---------- EXERCISE DATA ----------

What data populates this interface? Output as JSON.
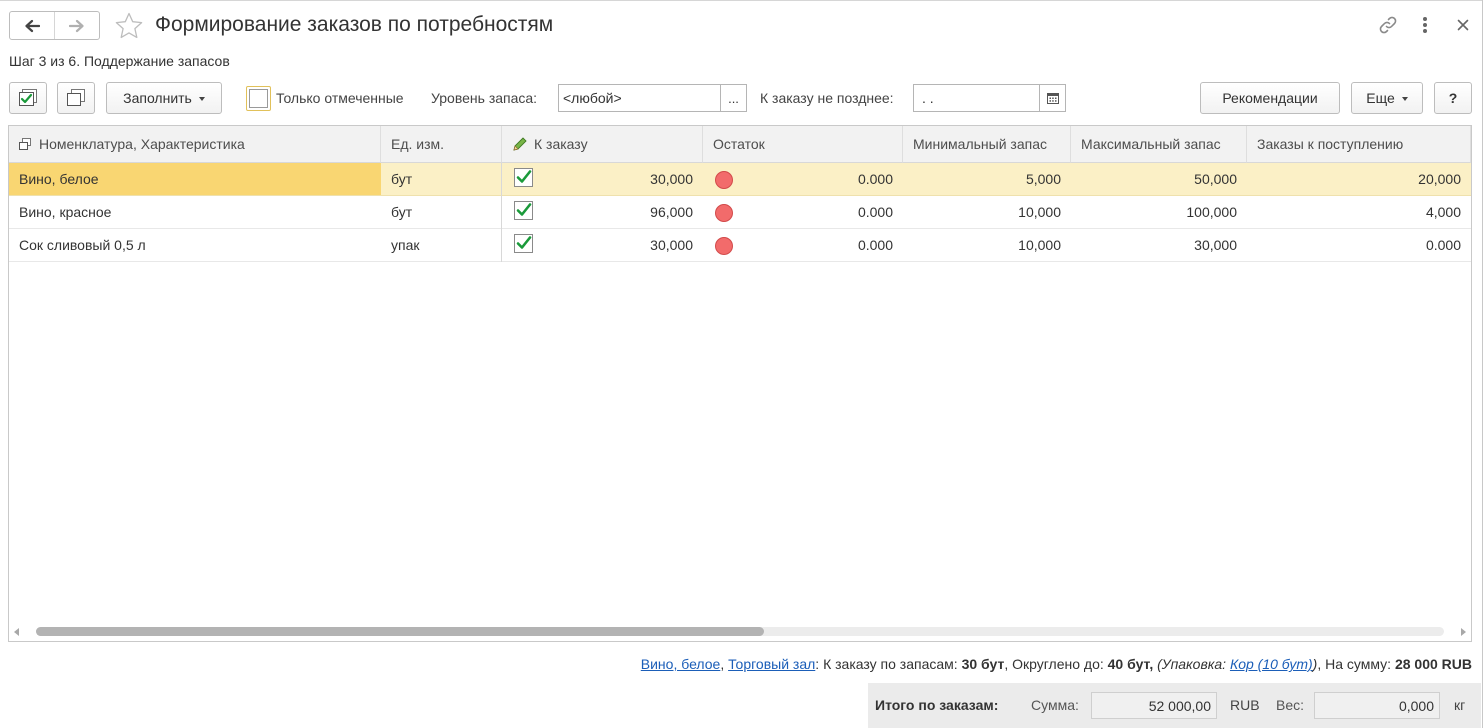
{
  "window": {
    "title": "Формирование заказов по потребностям",
    "step": "Шаг 3 из 6. Поддержание запасов"
  },
  "toolbar": {
    "fill_label": "Заполнить",
    "only_checked_label": "Только отмеченные",
    "stock_level_label": "Уровень запаса:",
    "stock_level_value": "<любой>",
    "stock_level_btn": "...",
    "order_by_label": "К заказу не позднее:",
    "order_by_value": " .  .",
    "recommend_label": "Рекомендации",
    "more_label": "Еще",
    "help_label": "?"
  },
  "table": {
    "columns": [
      "Номенклатура, Характеристика",
      "Ед. изм.",
      "К заказу",
      "Остаток",
      "Минимальный запас",
      "Максимальный запас",
      "Заказы к поступлению"
    ],
    "rows": [
      {
        "name": "Вино, белое",
        "unit": "бут",
        "checked": true,
        "to_order": "30,000",
        "stock": "0.000",
        "min": "5,000",
        "max": "50,000",
        "incoming": "20,000"
      },
      {
        "name": "Вино, красное",
        "unit": "бут",
        "checked": true,
        "to_order": "96,000",
        "stock": "0.000",
        "min": "10,000",
        "max": "100,000",
        "incoming": "4,000"
      },
      {
        "name": "Сок сливовый 0,5 л",
        "unit": "упак",
        "checked": true,
        "to_order": "30,000",
        "stock": "0.000",
        "min": "10,000",
        "max": "30,000",
        "incoming": "0.000"
      }
    ],
    "scroll_position": 0.0
  },
  "info": {
    "item_link": "Вино, белое",
    "comma": ",",
    "store_link": "Торговый зал",
    "t1": ": К заказу по запасам: ",
    "b1": "30 бут",
    "t2": ", Округлено до: ",
    "b2": "40 бут,",
    "t3": " ",
    "i1": "(Упаковка: ",
    "pack_link": "Кор (10 бут)",
    "i2": ")",
    "t4": ", На сумму: ",
    "b3": "28 000 RUB"
  },
  "totals": {
    "label": "Итого по заказам:",
    "sum_label": "Сумма:",
    "sum_value": "52 000,00",
    "currency": "RUB",
    "weight_label": "Вес:",
    "weight_value": "0,000",
    "weight_unit": "кг"
  },
  "colors": {
    "selected_row": "#fbf0c6",
    "selected_cell": "#f9d672",
    "check_green": "#1a9a3a",
    "status_red": "#f26b6b",
    "link": "#1b5eb8"
  }
}
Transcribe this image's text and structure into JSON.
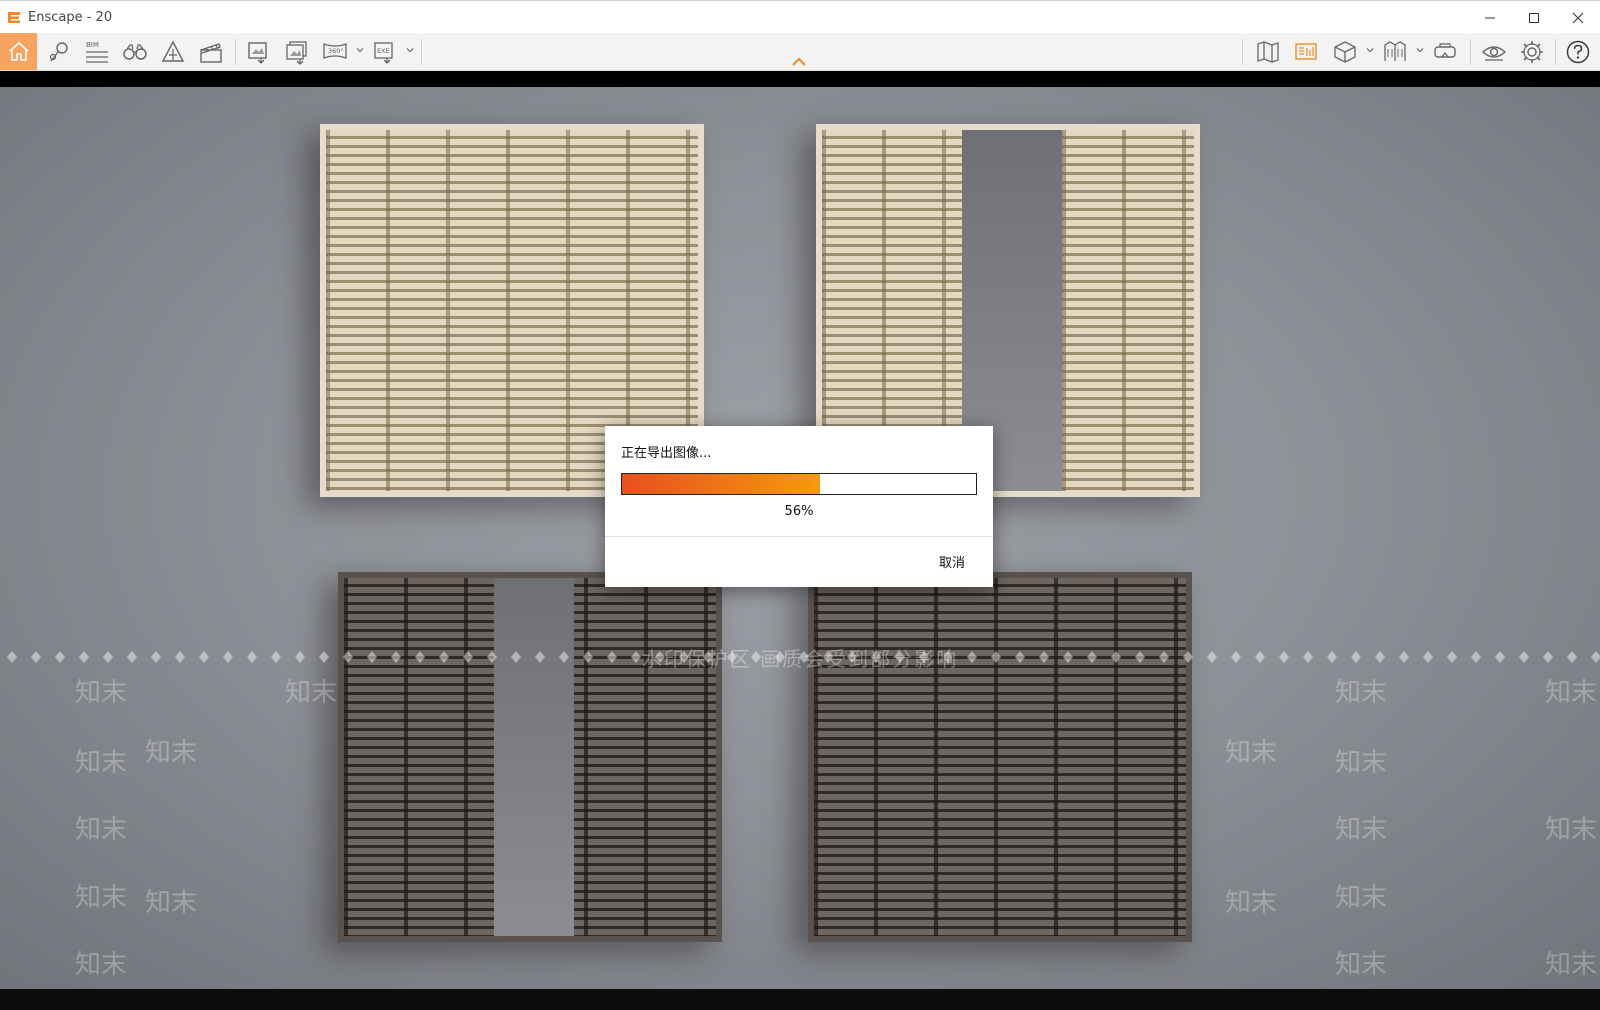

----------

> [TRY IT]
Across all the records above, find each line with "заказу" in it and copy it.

> [RESULT OF THE EXERCISE]
    "order_by_label": "К заказу не позднее:",
      "К заказу",
    "t1": ": К заказу по запасам: ",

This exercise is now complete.